## Your task:
Search the entries below for "JANUARY", and copy each line where it appears.

## The data:

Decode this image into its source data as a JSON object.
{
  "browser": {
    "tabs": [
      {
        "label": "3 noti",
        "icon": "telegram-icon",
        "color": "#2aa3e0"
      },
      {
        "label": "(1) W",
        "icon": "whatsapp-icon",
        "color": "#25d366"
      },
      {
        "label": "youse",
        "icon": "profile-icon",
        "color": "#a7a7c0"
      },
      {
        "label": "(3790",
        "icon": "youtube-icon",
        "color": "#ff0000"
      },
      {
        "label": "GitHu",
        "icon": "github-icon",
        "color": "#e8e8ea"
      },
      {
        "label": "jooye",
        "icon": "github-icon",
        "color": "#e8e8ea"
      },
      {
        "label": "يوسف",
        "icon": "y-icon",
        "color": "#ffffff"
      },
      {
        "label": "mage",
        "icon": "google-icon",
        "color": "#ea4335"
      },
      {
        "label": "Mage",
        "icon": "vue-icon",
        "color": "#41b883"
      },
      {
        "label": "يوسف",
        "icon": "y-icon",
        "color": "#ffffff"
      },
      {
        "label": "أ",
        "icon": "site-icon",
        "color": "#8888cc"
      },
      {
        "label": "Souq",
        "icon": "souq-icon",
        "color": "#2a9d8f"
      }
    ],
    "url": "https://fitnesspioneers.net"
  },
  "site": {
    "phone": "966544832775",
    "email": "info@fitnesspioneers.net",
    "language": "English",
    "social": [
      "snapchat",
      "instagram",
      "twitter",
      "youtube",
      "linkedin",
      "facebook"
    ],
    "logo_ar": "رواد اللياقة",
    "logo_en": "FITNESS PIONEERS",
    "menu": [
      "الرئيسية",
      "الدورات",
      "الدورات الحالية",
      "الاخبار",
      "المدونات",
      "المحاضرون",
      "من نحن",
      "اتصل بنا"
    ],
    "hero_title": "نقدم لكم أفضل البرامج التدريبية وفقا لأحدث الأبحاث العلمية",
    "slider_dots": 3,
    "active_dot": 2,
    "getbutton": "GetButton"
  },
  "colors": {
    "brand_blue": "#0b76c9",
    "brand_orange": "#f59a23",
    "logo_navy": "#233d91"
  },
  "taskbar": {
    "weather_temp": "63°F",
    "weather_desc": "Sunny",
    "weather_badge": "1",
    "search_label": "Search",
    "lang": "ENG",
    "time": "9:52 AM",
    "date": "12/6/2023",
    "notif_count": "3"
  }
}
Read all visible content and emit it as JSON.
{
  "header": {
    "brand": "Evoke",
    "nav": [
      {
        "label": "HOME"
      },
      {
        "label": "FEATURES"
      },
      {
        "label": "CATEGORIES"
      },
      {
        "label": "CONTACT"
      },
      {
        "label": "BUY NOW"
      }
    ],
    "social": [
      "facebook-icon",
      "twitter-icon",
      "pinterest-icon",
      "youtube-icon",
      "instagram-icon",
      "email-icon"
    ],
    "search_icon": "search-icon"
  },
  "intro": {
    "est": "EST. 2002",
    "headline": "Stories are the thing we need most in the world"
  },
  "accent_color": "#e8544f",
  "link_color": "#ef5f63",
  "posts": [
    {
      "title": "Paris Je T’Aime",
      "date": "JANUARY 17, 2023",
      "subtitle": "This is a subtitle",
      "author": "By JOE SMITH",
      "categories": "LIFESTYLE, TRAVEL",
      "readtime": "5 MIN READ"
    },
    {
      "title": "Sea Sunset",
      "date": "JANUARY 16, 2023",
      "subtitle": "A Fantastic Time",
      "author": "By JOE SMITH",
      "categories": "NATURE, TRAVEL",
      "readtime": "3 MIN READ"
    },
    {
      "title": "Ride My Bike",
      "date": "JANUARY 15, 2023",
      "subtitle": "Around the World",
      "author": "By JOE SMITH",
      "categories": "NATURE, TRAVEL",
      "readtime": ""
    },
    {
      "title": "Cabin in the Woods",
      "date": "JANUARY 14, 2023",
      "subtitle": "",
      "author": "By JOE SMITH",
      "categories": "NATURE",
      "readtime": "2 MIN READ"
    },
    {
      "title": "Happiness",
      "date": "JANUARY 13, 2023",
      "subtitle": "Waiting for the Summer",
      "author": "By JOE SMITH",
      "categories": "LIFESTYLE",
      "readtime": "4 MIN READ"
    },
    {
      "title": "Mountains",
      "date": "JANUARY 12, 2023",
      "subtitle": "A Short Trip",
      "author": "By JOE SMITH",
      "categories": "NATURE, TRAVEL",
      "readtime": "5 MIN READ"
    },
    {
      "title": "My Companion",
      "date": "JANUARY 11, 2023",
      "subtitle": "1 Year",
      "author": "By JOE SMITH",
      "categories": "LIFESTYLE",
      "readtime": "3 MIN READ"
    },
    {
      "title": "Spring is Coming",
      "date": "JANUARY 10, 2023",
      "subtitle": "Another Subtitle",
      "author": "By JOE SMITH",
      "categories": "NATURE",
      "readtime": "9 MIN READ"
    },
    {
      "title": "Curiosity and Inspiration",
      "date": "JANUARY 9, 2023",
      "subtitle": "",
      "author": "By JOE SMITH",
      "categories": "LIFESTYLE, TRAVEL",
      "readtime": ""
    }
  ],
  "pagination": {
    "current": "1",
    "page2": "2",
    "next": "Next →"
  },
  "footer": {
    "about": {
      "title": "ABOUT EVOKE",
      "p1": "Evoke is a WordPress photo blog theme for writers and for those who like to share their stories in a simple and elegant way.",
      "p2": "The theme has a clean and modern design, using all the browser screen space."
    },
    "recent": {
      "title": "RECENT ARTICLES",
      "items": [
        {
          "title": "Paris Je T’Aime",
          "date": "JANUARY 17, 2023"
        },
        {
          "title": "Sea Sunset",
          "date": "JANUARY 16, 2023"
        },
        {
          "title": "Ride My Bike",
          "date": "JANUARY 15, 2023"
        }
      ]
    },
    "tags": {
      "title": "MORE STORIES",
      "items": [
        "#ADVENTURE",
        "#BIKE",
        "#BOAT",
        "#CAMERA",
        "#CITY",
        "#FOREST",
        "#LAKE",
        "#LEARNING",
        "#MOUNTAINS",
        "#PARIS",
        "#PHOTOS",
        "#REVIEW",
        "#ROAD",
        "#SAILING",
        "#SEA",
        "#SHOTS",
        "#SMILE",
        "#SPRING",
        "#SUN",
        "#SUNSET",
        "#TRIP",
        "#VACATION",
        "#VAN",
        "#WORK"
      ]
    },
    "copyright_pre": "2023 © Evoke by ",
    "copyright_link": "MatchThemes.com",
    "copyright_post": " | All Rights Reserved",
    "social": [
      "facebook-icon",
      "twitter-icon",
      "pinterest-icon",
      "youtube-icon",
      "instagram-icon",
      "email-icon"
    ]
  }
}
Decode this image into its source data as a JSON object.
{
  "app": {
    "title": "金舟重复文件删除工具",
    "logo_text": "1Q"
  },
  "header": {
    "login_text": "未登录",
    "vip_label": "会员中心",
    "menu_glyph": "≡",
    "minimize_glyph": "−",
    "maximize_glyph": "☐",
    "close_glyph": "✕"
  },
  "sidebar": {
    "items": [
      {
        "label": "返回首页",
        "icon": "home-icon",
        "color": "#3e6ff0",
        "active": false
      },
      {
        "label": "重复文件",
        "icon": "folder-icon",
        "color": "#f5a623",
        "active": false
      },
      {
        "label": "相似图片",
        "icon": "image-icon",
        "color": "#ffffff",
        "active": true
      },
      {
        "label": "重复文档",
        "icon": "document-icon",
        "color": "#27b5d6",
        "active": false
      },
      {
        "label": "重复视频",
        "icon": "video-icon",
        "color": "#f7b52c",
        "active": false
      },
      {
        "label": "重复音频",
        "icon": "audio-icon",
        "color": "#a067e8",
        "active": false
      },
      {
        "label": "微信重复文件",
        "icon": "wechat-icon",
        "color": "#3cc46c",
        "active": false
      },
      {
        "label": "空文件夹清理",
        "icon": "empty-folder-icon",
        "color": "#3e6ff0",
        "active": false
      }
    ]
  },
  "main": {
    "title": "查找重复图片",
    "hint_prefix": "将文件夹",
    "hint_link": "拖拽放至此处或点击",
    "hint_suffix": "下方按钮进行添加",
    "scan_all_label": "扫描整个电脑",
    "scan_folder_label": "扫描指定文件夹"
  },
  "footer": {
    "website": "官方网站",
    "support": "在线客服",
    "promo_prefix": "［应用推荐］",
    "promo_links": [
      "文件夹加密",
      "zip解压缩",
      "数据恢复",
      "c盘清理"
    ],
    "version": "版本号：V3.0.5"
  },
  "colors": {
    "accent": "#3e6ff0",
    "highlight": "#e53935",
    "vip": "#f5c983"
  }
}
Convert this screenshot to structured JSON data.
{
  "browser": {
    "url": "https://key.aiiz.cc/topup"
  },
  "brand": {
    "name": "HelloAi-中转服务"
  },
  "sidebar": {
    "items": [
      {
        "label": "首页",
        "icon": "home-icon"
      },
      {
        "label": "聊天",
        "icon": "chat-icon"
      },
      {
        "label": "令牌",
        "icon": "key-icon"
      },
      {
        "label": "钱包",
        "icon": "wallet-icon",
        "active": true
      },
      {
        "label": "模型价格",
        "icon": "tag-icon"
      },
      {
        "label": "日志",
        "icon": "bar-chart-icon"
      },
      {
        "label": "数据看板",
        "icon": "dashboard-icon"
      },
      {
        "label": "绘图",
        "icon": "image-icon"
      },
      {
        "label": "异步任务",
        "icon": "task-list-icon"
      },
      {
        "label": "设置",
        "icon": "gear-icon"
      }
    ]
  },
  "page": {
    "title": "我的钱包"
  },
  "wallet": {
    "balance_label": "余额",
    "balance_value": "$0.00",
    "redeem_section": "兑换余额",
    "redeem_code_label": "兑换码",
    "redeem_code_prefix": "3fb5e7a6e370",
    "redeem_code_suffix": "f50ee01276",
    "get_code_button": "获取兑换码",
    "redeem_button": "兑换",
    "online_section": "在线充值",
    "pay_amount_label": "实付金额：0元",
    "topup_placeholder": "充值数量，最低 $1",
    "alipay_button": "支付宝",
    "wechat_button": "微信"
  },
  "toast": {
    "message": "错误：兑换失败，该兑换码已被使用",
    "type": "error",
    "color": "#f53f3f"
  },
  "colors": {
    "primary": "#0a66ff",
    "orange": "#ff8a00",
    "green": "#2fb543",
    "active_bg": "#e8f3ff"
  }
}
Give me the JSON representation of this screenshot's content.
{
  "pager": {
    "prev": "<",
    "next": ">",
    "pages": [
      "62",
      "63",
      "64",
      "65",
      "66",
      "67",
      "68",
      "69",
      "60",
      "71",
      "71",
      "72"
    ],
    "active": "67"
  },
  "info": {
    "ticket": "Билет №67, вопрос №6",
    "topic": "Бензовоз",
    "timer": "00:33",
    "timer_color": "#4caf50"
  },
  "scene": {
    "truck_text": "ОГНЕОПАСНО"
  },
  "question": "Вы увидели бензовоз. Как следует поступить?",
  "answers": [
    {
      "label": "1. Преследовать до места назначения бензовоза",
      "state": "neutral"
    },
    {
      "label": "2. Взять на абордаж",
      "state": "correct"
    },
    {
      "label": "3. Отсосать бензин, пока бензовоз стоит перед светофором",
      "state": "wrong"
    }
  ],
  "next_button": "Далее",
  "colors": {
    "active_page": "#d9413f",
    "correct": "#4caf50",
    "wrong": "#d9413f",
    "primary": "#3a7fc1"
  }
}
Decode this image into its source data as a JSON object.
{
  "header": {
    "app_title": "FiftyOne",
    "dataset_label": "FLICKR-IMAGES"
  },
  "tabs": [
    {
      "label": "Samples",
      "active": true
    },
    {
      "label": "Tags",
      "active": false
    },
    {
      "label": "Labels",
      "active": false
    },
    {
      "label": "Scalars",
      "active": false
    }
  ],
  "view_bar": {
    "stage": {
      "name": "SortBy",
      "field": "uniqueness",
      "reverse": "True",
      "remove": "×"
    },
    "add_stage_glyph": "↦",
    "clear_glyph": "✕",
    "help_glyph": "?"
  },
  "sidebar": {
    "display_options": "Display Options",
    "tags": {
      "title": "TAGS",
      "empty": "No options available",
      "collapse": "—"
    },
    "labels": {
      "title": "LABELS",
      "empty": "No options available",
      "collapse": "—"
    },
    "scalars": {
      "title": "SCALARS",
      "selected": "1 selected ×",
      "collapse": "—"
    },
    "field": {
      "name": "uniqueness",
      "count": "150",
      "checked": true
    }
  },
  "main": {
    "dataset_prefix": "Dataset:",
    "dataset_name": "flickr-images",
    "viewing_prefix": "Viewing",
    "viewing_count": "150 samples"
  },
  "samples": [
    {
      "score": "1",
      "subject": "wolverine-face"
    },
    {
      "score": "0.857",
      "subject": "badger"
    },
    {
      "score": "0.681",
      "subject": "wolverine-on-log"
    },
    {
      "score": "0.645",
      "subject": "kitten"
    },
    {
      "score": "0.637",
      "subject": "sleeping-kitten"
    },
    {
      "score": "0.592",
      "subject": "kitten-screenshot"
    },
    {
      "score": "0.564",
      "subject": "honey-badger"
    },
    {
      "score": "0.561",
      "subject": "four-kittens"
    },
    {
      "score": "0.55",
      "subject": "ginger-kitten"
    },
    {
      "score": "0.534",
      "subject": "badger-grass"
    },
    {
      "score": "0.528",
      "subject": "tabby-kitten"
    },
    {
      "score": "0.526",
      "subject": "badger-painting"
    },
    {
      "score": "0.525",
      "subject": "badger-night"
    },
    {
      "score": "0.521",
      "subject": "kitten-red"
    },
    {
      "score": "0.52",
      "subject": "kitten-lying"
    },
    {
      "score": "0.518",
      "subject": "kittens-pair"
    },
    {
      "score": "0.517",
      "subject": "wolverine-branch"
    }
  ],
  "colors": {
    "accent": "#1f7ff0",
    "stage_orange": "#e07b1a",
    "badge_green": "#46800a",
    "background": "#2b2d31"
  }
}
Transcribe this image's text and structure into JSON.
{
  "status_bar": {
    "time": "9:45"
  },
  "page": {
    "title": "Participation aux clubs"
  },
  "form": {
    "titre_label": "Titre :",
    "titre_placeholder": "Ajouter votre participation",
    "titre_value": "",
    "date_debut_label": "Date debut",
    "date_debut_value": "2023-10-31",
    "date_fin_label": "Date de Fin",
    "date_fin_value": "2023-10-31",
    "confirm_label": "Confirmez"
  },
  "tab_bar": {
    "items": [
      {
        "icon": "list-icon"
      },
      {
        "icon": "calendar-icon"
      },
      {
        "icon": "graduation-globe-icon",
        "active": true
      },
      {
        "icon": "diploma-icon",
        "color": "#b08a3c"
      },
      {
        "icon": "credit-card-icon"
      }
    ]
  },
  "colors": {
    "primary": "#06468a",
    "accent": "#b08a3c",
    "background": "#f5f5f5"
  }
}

## Response box:
      "date": "JANUARY 17, 2023",
      "date": "JANUARY 16, 2023",
      "date": "JANUARY 15, 2023",
      "date": "JANUARY 14, 2023",
      "date": "JANUARY 13, 2023",
      "date": "JANUARY 12, 2023",
      "date": "JANUARY 11, 2023",
      "date": "JANUARY 10, 2023",
      "date": "JANUARY 9, 2023",
          "date": "JANUARY 17, 2023"
          "date": "JANUARY 16, 2023"
          "date": "JANUARY 15, 2023"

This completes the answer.